IAMS 33% 21% 3% 484
Wellness 40% 17% 4% 383

Remember, while adult cat food might make do in a pinch, it’s like serving a filet mignon to a baby – not quite the right fit. Kitten food, on the other hand, is like a finely tuned symphony of nutrients, with all the right notes of protein, calcium, phosphorus, and fat. It’s the purr-fect pitch for your little one’s palate!

For more insights and a pawsome selection of kitten foods, scamper on over to CatsLuvUs. Trust us, it’s the cat’s pajamas!

At Cats Luv Us Boarding Hotel, we understand that your feline friend deserves the best, especially when it comes to their diet. That’s why we offer special diets for the finicky feline, ensuring they’re not only well-fed but also utterly content. Don’t let your cat settle for less! Visit our website to explore our gourmet options and book a stay that includes all the pampering your pet could wish for. Plus, for a limited time, claim your first night free with a 3-night stay for new customers. Your cat’s purr-fect getaway awaits!

The Purr-fect Ending

In the tail-tale of Indoor vs. Outdoor Cat Food, it’s clear that the right choice is more than just a whisker away. Whether your kitty is a homebody who loves to catnap or an adventurous prowler of the great indoors, the feast you provide should be the cat’s meow. Remember, a happy cat is not just about filling the bowl, but about a balanced diet that keeps them feline fine. So, consult with your vet, consider your cat’s lifestyle, and don’t be afraid to mix it up with a smorgasbord of dry and wet options. After all, variety is the spice of life, even for our purr-suasive little fur-iends.
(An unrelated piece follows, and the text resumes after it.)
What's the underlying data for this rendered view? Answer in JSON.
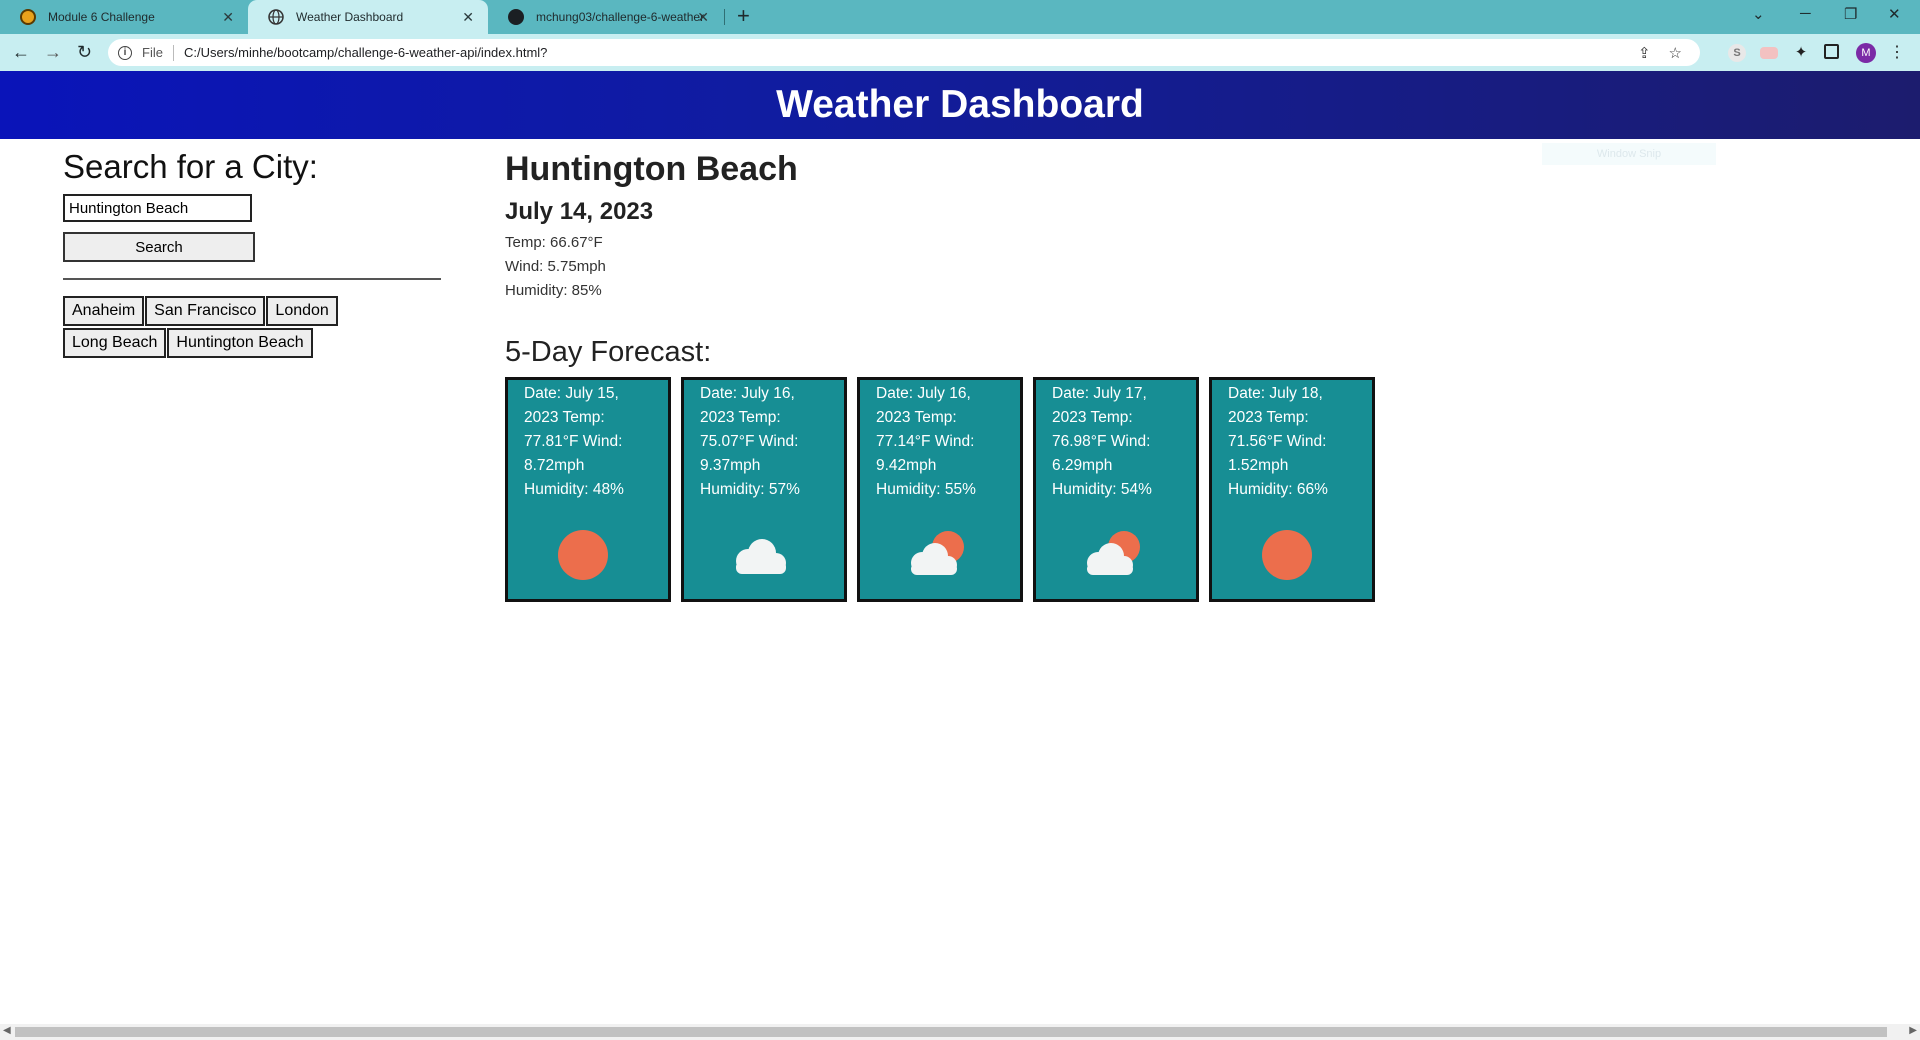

Keep those tails wagging and those purrs coming, because when it comes to our cats, only the best will do—or should we say, only the ‘purr-fect’ will do!

Frequently Asked Questions
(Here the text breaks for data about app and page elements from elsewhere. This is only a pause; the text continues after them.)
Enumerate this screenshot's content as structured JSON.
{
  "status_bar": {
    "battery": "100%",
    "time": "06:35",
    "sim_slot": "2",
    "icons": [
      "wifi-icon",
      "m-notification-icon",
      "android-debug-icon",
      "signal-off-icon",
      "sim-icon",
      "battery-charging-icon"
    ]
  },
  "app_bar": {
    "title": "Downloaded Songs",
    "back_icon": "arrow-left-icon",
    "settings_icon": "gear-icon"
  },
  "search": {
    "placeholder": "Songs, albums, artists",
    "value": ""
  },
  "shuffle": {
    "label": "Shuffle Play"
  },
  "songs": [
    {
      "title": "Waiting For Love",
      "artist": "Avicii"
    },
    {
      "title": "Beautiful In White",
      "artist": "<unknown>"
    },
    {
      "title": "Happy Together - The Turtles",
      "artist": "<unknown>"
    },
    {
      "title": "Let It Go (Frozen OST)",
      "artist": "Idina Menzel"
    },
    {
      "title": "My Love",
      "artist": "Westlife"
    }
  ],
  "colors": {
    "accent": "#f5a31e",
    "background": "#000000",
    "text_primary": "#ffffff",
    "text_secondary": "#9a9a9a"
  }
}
What are the benefits of indoor cat food?

Indoor cat food is formulated to help maintain a healthy weight in less active, homebound cats. It often contains higher fiber content to keep your cat feeling fuller longer and may have fewer calories per cup to prevent weight gain.

Can outdoor cats have special dietary needs?

Yes, outdoor cats may require a diet that supports their more active lifestyle, with higher calorie content and nutrients to fuel their adventures and maintain their health.

Do vets recommend dry food or wet food for cats?

Vets may recommend both dry and wet food, as both can meet the nutritional needs of cats when labeled with the AAFCO statement for your cat’s life stage. The ideal choice depends on your budget, your cat’s health, and their preferences.

Is it okay to feed my cat only dry food?

Feeding your cat a combination of dry and wet food is often recommended to encourage dietary flexibility and prevent picky eating habits. However, some cats may do well on dry food alone if it meets their nutritional needs.

What should I look for when selecting cat food?

Look for cat food that meets the AAFCO nutritional standards for your cat’s specific life stage, has high-quality protein sources, and contains beneficial ingredients like fiber, vitamins, and minerals. Also, consider your cat’s individual health needs and preferences.

Is it harmful to let my cat roam outdoors?

Recent studies suggest that outdoor roaming can be harmful to cats’ health and the environment. It increases risks such as injury, disease, and negative impacts on local wildlife. An indoor-only policy may be safer for your cat and the ecosystem.